*** RAW DATA

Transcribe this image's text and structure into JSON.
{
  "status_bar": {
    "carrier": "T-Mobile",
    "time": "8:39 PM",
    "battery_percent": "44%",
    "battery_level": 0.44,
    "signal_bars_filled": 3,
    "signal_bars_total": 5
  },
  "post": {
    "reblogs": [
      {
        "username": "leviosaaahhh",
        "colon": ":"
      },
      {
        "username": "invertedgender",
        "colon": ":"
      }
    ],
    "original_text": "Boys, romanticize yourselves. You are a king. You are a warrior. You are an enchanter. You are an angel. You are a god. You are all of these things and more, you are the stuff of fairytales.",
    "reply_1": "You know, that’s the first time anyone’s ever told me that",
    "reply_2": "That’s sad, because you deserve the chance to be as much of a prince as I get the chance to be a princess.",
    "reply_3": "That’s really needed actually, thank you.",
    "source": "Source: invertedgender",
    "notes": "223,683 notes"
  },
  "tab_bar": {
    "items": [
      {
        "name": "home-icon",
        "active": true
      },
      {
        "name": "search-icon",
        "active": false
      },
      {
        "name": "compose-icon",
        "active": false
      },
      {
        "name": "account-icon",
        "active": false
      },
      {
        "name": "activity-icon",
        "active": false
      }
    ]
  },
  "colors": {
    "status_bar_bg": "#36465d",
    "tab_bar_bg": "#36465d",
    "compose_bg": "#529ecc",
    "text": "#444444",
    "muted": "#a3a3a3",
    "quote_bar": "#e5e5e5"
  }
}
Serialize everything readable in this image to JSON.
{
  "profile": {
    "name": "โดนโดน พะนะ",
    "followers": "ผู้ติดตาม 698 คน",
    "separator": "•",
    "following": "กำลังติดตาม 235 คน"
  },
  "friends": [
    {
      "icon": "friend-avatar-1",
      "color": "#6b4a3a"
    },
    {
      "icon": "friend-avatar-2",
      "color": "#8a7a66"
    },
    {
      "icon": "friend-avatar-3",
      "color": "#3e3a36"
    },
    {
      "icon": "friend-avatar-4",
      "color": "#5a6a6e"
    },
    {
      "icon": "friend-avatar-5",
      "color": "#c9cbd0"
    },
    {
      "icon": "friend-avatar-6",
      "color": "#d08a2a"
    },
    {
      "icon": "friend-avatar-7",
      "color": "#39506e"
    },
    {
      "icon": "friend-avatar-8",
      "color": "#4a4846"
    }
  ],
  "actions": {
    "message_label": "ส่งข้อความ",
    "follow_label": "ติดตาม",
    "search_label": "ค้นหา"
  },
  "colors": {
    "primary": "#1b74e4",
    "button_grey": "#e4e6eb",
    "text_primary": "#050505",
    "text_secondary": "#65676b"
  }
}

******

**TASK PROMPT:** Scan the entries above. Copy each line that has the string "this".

**YOUR SOLUTION:**
Transcribe this image's text and structure into JSON.
Serialize everything readable in this image to JSON.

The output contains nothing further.